From the small to the big screen, ‘Downton Abbey’ returns in style.
Having watched every episode of the ITV series, broadcast over six series from 2010 to 2015, I can corroborate its hype as essential Sunday viewing. But would its high quality acting, directing, writing and production values survive the transition from the small to the big screen? Such was the anticipation surrounding this film adaptation from television, one would suspect it could never withstand the surreal sense of expectation. Well, with creator and writer Julian Fellowes as captain of the mighty ship once again, we needn’t have concerned ourselves. It does.
This film is a class act.
Joining him are the original, already expansive, ensemble cast, with even more additions, as well as the Primetime Emmy-winning theme music, whirling from the introduction, for a grandiose story of a royal visit to Downton Abbey and the high drama the event inevitably creates for both upstairs and downstairs. Smart moves in every possible direction.
From one set piece to another, gloriously staged and handsomely executed, every period piece requirement is delivered on cue. Steam train, Royal Mail, English countryside. And then the eponymous character of the entire piece, the great Abbey itself, rises out of the surrounding landscape with the early morning sun. ‘Gosford Park’ 2.0. Check, check, check.

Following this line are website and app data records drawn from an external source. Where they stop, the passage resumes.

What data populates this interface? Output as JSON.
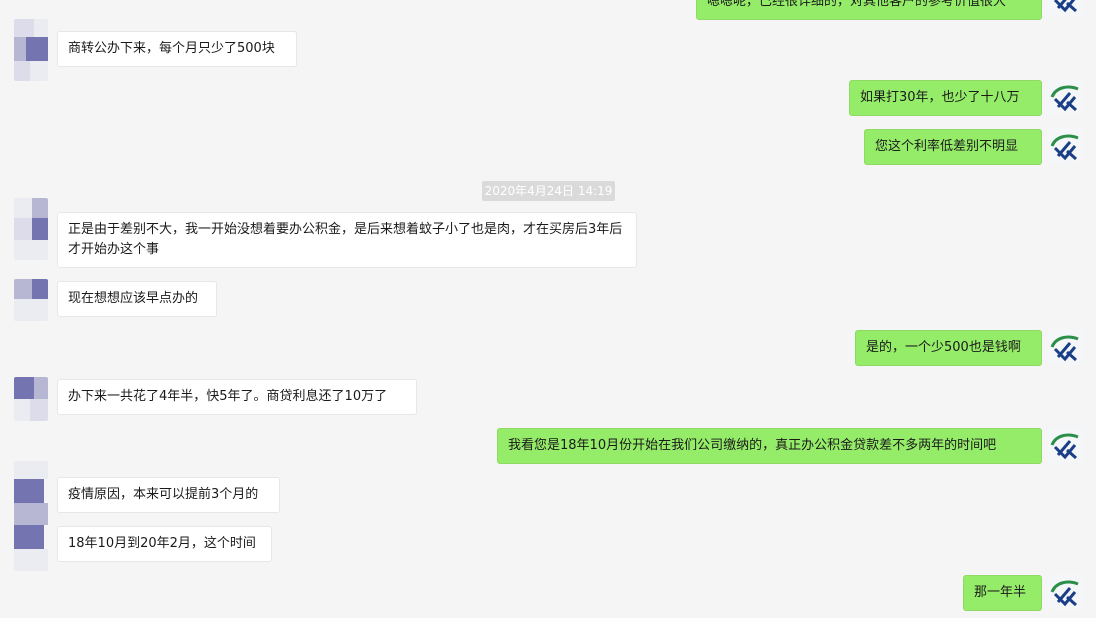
{
  "messages": {
    "top_right_partial": "嗯嗯呢，已经很详细的，对其他客户的参考价值很大",
    "m1": "商转公办下来，每个月只少了500块",
    "m2": "如果打30年，也少了十八万",
    "m3": "您这个利率低差别不明显",
    "timestamp": "2020年4月24日 14:19",
    "m4": "正是由于差别不大，我一开始没想着要办公积金，是后来想着蚊子小了也是肉，才在买房后3年后才开始办这个事",
    "m5": "现在想想应该早点办的",
    "m6": "是的，一个少500也是钱啊",
    "m7": "办下来一共花了4年半，快5年了。商贷利息还了10万了",
    "m8": "我看您是18年10月份开始在我们公司缴纳的，真正办公积金贷款差不多两年的时间吧",
    "m9": "疫情原因，本来可以提前3个月的",
    "m10": "18年10月到20年2月，这个时间",
    "m11": "那一年半"
  },
  "colors": {
    "background": "#f5f5f5",
    "sent_bubble": "#95ec69",
    "received_bubble": "#ffffff",
    "timestamp_bg": "#dadada"
  },
  "icons": {
    "left_avatar": "blurred-avatar",
    "right_avatar": "company-logo-avatar"
  }
}
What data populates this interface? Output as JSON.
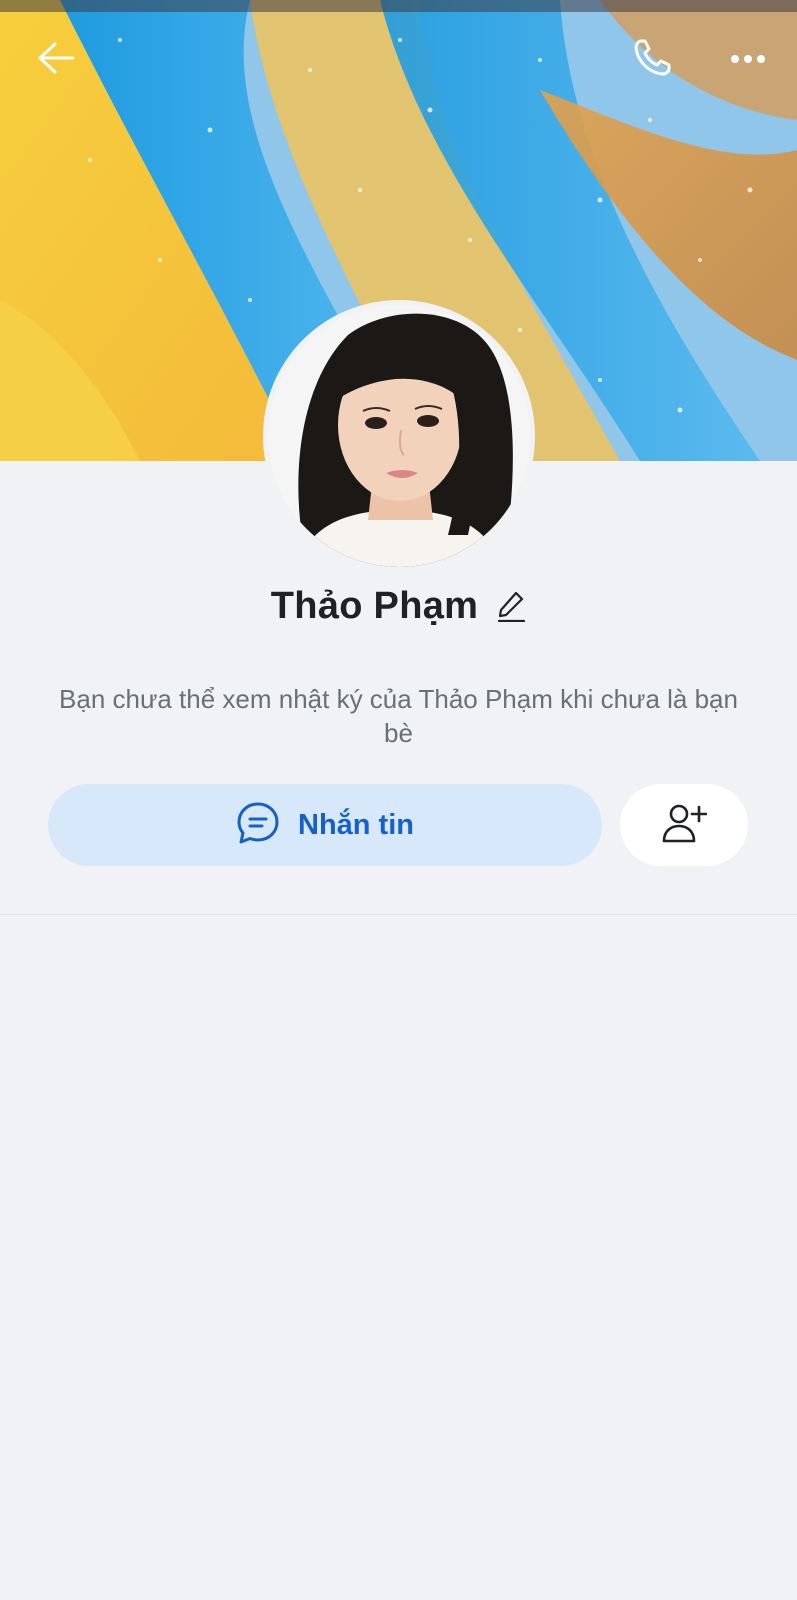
{
  "profile": {
    "name": "Thảo Phạm",
    "notice": "Bạn chưa thể xem nhật ký của Thảo Phạm khi chưa là bạn bè"
  },
  "actions": {
    "message_label": "Nhắn tin"
  },
  "icons": {
    "back": "arrow-left-icon",
    "call": "phone-icon",
    "more": "more-horizontal-icon",
    "edit": "pencil-icon",
    "message": "chat-bubble-icon",
    "add_friend": "add-user-icon"
  },
  "colors": {
    "accent": "#1560c9",
    "message_button_bg": "#d8e8fb",
    "page_bg": "#f0f2f6"
  }
}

In the same way as the 2001 film by Robert Altman, with an Oscar-winning screenplay by Fellowes laying the foundations for the television series this film is adapted from, ‘Downton Abbey’ is a masterclass of multiple interweaving storylines. Compressed into a two hour window, we are afforded glimpses into the lives of each selected principle character without ever feeling as though some are given more importance over others. Every story is as engaging as the other. No mean feat to pull off. Unlike the class system, no character takes precedence.
Every frame of film is a delicate painting, beautifully composed, with enough rapid fire dialogue, expertly choreographed, between the characters that even Aaron Sorkin would be proud of. Slow motion heightens the exquisite majesty of the cinematography while the romantically focused shallow depth of field is as sharp as can be. Punctuated with frequent humour and pathos, ‘Downton Abbey’ wraps up some stories, advances others and opens new chapters for the plot to continue beyond the final scene.
Glowing in the warm, wilting, late hazy summer evenings, ‘Downton Abbey’ is symbolic of the end of an era when great houses and estates, the owners and servants that lived and worked on them and the life of towns and villages that centred around them were slowly eroded as society evolved. Given how prevalent the class system still permeates Britain today, one wonders how much so. Maybe the popularity of period pieces such as these are a clue. We aren’t reminded of how far we’ve come because we still recognise so much of us today in stories set almost a century ago.
Regardless, with attempted sabotage, invasion and murder in the mix, this film is both a must for fans of the television series and a helpful starting point for newcomers. As Lady Maud Bagshaw, Imelda Staunton does her very best Dolores Umbridge-esque disruption of the upper-class mirage while as Violet Crawley, Dowager Countess of Grantham, Maggie Smith brings her usual lightning bolt charisma to produce the performance of greatest range.
Fellowes could have made this film a one-note nostalgic celebration, but thankfully includes the darker aspects of life from that bygone age that can be too often viewed through rose-tinted spectacles.
As the former butler Charles Carson (Carter) states at the end of the film, “Downton will still be standing 100 years later”. With the film set in 1927, 92 of those 100 years have already elapsed. And Downton Abbey (in the form of Highclere Castle) still stands today.
‘Downton Abbey’ is in cinemas now.
|Cast:||Hugh Bonneville, Elizabeth McGovern, Maggie Smith, Michelle Dockery, |
Jim Carter, Phyllis Logan, Joanne Froggatt, Imelda Staunton